Because of this departure from historic Christian teachings, the church was unable to adequately answer questions regarding how it is we actually change. I was very much concerned with getting deep, biblical answers for how to deal with the conflicting desires I wrestled with in my own heart. I felt that I loved God, but not enough; I felt I hated sin, but I was still drawn to it. I could very easily identify with Paul, "Wretched man that I am! Who will deliver me from this body of death?" (Rom. 7:24). I was extremely hesitant to voice my struggles, because I wasn't even sure I was supposed to have them. When I finally began to express them, I was angered that no one seemed to have a clear understanding of my struggles. Surely the Bible had a clear, consistent way of answering these questions? Some would direct me along mystical lines. If I'd pray and fast enough, I could decisively win my battle with things like lust, bitterness, anger, and other carnal impulses. I tried this, but the temptations were not only still there but seemed to grow even stronger. Others made me feel as though the answer lay in simply trying harder, but I didn't know how to try harder.

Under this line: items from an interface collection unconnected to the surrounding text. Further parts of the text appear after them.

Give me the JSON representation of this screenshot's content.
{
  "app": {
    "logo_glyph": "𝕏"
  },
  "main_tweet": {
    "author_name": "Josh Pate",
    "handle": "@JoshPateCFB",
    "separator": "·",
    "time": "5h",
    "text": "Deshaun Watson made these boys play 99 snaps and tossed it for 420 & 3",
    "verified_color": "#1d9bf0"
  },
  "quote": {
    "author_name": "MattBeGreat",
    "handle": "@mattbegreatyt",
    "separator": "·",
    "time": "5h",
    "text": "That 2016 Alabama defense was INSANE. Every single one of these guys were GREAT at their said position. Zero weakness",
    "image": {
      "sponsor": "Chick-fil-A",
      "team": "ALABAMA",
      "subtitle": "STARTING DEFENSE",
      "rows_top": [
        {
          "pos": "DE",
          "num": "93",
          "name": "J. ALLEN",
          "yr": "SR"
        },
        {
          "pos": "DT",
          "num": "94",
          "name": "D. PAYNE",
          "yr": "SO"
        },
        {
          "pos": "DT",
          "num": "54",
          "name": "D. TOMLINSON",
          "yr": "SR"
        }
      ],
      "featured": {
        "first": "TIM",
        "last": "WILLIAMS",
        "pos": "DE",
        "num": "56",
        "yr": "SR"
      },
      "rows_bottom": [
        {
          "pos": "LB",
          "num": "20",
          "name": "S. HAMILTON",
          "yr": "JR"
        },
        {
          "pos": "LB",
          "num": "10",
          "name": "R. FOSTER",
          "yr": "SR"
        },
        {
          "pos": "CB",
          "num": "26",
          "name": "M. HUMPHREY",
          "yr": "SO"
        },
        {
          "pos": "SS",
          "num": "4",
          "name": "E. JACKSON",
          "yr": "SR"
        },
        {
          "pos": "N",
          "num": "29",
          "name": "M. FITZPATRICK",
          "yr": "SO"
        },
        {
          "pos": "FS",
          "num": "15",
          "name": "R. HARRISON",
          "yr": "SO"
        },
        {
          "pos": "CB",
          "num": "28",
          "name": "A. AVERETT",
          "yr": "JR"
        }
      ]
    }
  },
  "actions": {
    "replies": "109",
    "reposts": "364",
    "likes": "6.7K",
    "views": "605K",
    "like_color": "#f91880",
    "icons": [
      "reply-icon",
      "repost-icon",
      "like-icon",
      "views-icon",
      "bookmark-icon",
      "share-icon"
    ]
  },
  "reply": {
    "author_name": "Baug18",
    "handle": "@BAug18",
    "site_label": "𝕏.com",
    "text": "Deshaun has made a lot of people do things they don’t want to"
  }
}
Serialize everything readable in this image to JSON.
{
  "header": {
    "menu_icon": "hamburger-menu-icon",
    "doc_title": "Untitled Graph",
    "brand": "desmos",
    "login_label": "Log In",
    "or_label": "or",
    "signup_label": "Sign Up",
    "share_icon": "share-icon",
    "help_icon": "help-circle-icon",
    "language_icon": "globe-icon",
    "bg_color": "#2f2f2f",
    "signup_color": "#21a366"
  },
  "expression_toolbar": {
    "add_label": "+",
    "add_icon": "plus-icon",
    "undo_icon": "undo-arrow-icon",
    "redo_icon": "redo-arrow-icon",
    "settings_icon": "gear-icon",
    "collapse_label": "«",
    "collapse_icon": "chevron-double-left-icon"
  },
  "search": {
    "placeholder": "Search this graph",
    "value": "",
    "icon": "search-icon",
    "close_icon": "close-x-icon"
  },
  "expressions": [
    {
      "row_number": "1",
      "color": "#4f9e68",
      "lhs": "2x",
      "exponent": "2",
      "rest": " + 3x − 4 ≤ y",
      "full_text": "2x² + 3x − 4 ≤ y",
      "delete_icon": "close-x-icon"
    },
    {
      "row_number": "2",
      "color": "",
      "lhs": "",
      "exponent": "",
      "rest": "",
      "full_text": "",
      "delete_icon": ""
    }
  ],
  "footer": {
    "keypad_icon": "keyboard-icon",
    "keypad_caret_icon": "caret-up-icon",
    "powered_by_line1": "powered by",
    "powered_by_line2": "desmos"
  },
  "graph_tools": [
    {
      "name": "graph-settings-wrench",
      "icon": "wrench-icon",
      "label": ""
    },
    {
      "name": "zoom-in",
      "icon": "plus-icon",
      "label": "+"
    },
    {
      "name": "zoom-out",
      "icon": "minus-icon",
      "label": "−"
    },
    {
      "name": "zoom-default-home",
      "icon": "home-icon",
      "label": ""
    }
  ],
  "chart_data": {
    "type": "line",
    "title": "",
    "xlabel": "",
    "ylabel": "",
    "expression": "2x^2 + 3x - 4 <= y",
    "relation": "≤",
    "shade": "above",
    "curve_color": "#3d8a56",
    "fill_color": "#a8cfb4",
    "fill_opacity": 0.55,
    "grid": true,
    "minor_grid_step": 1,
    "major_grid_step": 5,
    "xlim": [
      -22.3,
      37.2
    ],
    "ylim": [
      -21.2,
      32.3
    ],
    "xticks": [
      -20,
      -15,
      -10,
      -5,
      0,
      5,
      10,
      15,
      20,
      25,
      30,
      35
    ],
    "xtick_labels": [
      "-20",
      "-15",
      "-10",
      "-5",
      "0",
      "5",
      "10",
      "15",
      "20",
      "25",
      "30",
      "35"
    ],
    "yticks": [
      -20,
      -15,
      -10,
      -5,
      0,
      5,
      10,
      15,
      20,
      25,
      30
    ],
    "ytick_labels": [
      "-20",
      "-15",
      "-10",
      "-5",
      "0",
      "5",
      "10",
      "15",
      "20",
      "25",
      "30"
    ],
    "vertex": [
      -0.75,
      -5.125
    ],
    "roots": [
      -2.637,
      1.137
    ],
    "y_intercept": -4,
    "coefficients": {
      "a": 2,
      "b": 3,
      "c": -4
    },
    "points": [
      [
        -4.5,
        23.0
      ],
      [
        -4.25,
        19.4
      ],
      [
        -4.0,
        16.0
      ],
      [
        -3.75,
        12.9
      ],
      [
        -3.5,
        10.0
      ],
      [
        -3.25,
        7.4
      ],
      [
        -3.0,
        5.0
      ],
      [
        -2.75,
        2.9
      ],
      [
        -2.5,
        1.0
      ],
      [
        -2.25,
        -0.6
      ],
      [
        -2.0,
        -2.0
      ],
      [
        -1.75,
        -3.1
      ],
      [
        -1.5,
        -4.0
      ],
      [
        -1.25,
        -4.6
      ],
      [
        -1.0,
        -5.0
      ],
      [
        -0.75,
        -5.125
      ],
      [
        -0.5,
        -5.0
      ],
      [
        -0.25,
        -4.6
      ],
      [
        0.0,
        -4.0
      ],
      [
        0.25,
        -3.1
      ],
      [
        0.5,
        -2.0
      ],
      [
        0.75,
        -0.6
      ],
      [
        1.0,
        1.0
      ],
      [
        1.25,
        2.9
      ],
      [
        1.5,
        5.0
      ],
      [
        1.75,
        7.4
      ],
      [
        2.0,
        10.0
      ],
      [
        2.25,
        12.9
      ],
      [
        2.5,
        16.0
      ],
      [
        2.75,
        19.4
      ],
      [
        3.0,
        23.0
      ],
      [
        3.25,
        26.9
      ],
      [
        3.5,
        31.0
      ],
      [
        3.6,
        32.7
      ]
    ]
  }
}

Besides, this advice seemed to be condemned by the Bible itself! "These have indeed an appearance of wisdom in promoting self-made religion and asceticism and severity to the body, but they are of no value in stopping the indulgence of the flesh" (Col. 2:23).

My desperation for answers and desire for direction in transitioning into the gospel ministry led me to enroll in a program at Hartford Theological Seminary specifically designed for preparing African-Americans for ministry. That the school was equally committed to training Muslims for ministry should have sufficiently raised questions about the level of commitment to historical Christian truth lurking behind the walls of that institution. Yet, I was naive. I entered, excited about the possibility of obtaining solid ministry training.

I left the first class utterly bewildered, trying to process the professor's gleeful assertions of the Bible's supposed mistakes and general untrustworthiness in its recounting of historical events. I determined I would reject that part of his lecture and practice what my mother taught me as a child: "Son, don't believe everything your teachers tell you. Learn to swallow the meat and spit out the bones." I bent the knee in complete defeat a month later after being severely and publicly reprimanded for expressing some reservations about a section of the professor's lecture. I concluded I had better escape while I still believed that God authored the Bible!